Simulated Space Radiation and Weightlessness: Vascular-Bone Coupling Mechanisms to Preserve Skeletal Health
Ruth Globus, Ph.D.
NASA Ames Research Center
Long term spaceflight leads to extensive changes in the musculoskeletal system attributable to unloading in microgravity, although with future exploration outside the protection of Earth's magnetosphere space radiation also may have adverse, long-term effects. Acute, whole body irradiation at high doses can cause significant depletion of stem/progenitor cell pools throughout the body as well as inflammation associated with prompt tissue degradation. To date, little is known about the combined effects of weightlessness and space radiation on the musculoskeletal system and its associated vasculature. Radiation can increase cancellous osteoclasts, leading to rapid bone loss, which can be mitigated in the short term by treatment with a potent anti-oxidant (α-lipoic acid). Furthermore, simulated weightlessness in adult mice exacerbates the adverse effects of space-relevant radiation on cancellous tissue, mechanical properties and osteoprogenitors, as well as long-term responses during recovery from disuse. If weightlessness undermines the capacity to mount radio-protective mechanisms, then potentially irreversible oxidative injury and persistent skeletal damage to stem and progenitor populations may ensue. Deficits in vascular-perfusion coupling also can lead to profound bone loss and may contribute to spaceflight-induced osteopenia. Together, these findings support a two-pronged approach for countermeasure development; one focusing on preventing acute bone loss and another on protecting cell populations needed for skeletal remodeling in the long term.
The researchers long-term goals are twofold; define the mechanisms and risk of bone loss in the spaceflight environment and facilitate the development of effective countermeasures if needed.

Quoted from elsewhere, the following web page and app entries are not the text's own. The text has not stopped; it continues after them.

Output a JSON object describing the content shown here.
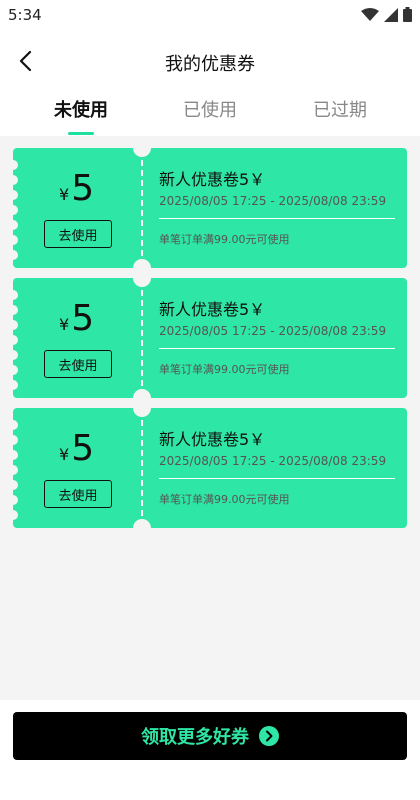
{
  "status_bar": {
    "time": "5:34"
  },
  "header": {
    "title": "我的优惠券"
  },
  "tabs": [
    {
      "label": "未使用",
      "active": true
    },
    {
      "label": "已使用",
      "active": false
    },
    {
      "label": "已过期",
      "active": false
    }
  ],
  "coupons": [
    {
      "currency": "¥",
      "amount": "5",
      "use_label": "去使用",
      "title": "新人优惠卷5￥",
      "validity": "2025/08/05 17:25 - 2025/08/08 23:59",
      "condition": "单笔订单满99.00元可使用"
    },
    {
      "currency": "¥",
      "amount": "5",
      "use_label": "去使用",
      "title": "新人优惠卷5￥",
      "validity": "2025/08/05 17:25 - 2025/08/08 23:59",
      "condition": "单笔订单满99.00元可使用"
    },
    {
      "currency": "¥",
      "amount": "5",
      "use_label": "去使用",
      "title": "新人优惠卷5￥",
      "validity": "2025/08/05 17:25 - 2025/08/08 23:59",
      "condition": "单笔订单满99.00元可使用"
    }
  ],
  "footer": {
    "more_label": "领取更多好券",
    "icon": "chevron-right-icon"
  },
  "colors": {
    "accent": "#2ee6a5",
    "tab_indicator": "#1ddf9f",
    "background": "#f4f4f4"
  },
  "icons": {
    "status": [
      "wifi-icon",
      "signal-icon",
      "battery-icon"
    ],
    "back": "back-arrow-icon"
  }
}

Prolonged musculoskeletal disuse and radiation together cause cumulative, adverse changes in the structure and function of bone and its vasculature resulting from oxidative stress, and prevent recovery from unloading by damaging the stem and progenitor cells needed for subsequent recovery.

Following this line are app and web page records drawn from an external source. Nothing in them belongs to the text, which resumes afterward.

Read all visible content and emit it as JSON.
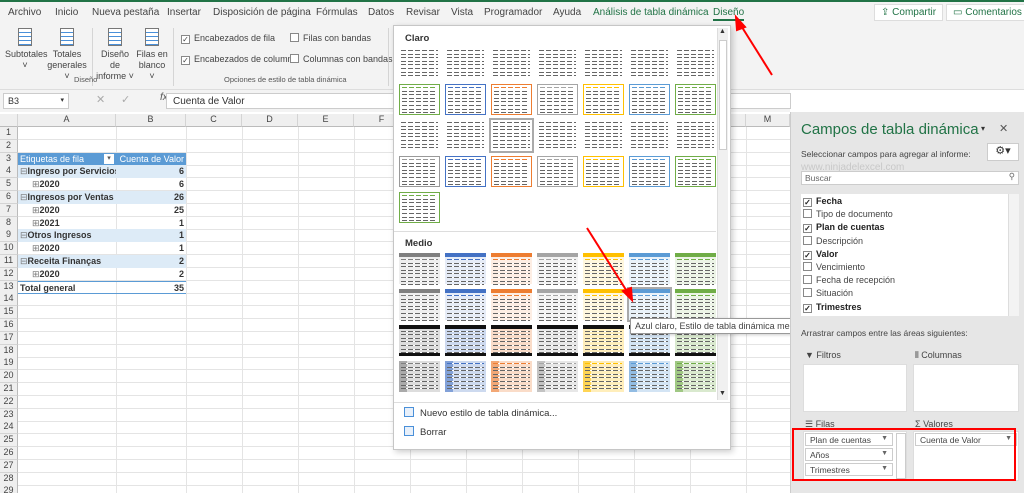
{
  "ribbon_tabs": [
    "Archivo",
    "Inicio",
    "Nueva pestaña",
    "Insertar",
    "Disposición de página",
    "Fórmulas",
    "Datos",
    "Revisar",
    "Vista",
    "Programador",
    "Ayuda",
    "Análisis de tabla dinámica",
    "Diseño"
  ],
  "active_tab": "Diseño",
  "share_label": "Compartir",
  "comments_label": "Comentarios",
  "ribbon": {
    "subtotales": "Subtotales",
    "totales1": "Totales",
    "totales2": "generales",
    "diseno1": "Diseño de",
    "diseno2": "informe",
    "filas1": "Filas en",
    "filas2": "blanco",
    "group_diseno": "Diseño",
    "opt_row_headers": "Encabezados de fila",
    "opt_col_headers": "Encabezados de columna",
    "opt_banded_rows": "Filas con bandas",
    "opt_banded_cols": "Columnas con bandas",
    "group_options": "Opciones de estilo de tabla dinámica"
  },
  "formula_bar": {
    "name_box": "B3",
    "fx": "fx",
    "value": "Cuenta de Valor"
  },
  "columns": [
    "A",
    "B",
    "C",
    "D",
    "E",
    "F",
    "M"
  ],
  "pivot": {
    "header": [
      "Etiquetas de fila",
      "Cuenta de Valor"
    ],
    "rows": [
      {
        "label": "Ingreso por Servicios",
        "value": "6",
        "level": 0
      },
      {
        "label": "2020",
        "value": "6",
        "level": 1
      },
      {
        "label": "Ingresos por Ventas",
        "value": "26",
        "level": 0
      },
      {
        "label": "2020",
        "value": "25",
        "level": 1
      },
      {
        "label": "2021",
        "value": "1",
        "level": 1
      },
      {
        "label": "Otros Ingresos",
        "value": "1",
        "level": 0
      },
      {
        "label": "2020",
        "value": "1",
        "level": 1
      },
      {
        "label": "Receita Finanças",
        "value": "2",
        "level": 0
      },
      {
        "label": "2020",
        "value": "2",
        "level": 1
      }
    ],
    "total": {
      "label": "Total general",
      "value": "35"
    }
  },
  "gallery": {
    "light_label": "Claro",
    "medium_label": "Medio",
    "palette": [
      "#808080",
      "#8c8c8c",
      "#4472c4",
      "#ed7d31",
      "#a5a5a5",
      "#ffc000",
      "#5b9bd5",
      "#70ad47"
    ],
    "new_style": "Nuevo estilo de tabla dinámica...",
    "clear": "Borrar",
    "tooltip": "Azul claro, Estilo de tabla dinámica medio 13"
  },
  "panel": {
    "title": "Campos de tabla dinámica",
    "subtitle": "Seleccionar campos para agregar al informe:",
    "watermark": "www.ninjadelexcel.com",
    "search_placeholder": "Buscar",
    "fields": [
      {
        "name": "Fecha",
        "checked": true
      },
      {
        "name": "Tipo de documento",
        "checked": false
      },
      {
        "name": "Plan de cuentas",
        "checked": true
      },
      {
        "name": "Descripción",
        "checked": false
      },
      {
        "name": "Valor",
        "checked": true
      },
      {
        "name": "Vencimiento",
        "checked": false
      },
      {
        "name": "Fecha de recepción",
        "checked": false
      },
      {
        "name": "Situación",
        "checked": false
      },
      {
        "name": "Trimestres",
        "checked": true
      }
    ],
    "drag_label": "Arrastrar campos entre las áreas siguientes:",
    "filters_label": "Filtros",
    "columns_label": "Columnas",
    "rows_label": "Filas",
    "values_label": "Valores",
    "row_fields": [
      "Plan de cuentas",
      "Años",
      "Trimestres"
    ],
    "value_fields": [
      "Cuenta de Valor"
    ]
  }
}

The rationale for this research is that a better understanding of the mechanisms and long-term risks posed by exposure to weightlessness and space radiation will improve the development and application of countermeasures for future exploration-class missions.
Progress has been made on multiple fronts during the first year of the grant. The researchers have confirmed structural and cellular phenotypes with previous results. Work remains to study the cellular and molecular mechanisms in more detail and to investigate how antioxidants can effectively modulate skeletal radioresponses. The following provides a summary of key findings:
Bone Structure and Vascular Reactivity Acute Effects
• Radiation-induced bone loss results above a cumulative dose of 100 cGy from low- or high-LET ion constituents.
• Vasodilation responses to acetylcholine were diminished in gastrocnemius muscle feed arteries in hindlimb unloaded and irradiated mice relative to that in control animals. The combined effects of hindlimb unloading and irradiation did not further depress endothelium-dependent vasodilation.
Simulated Spaceflight Effects on Osteoblast Cell Cultures
• These results suggest that osteoprogenitor growth from marrow progenitors may be impaired above a threshold dose of heavy-ions between 20 and 50 cGy.
These experiments inform the radiation doses and duration of hindlimb unloading to be utilized in future work, as part of Milestone 1, 2 and 3 of the grant proposal, and to establish treatment schedules to modulate bone structure and vascular reactivity.
In the coming year, the researchers plan to test antioxidant countermeasures to radiation-induced bone loss and to protect osteoprogenitors. Pilot studies will be conducted at ARC and NSRL/BNL to establish the efficacy of different antioxidant compounds and additional experiments will be conducted to investigate if simulated space-irradiation affects vascular reactivity, responses to unloading, and oxidative mechanisms.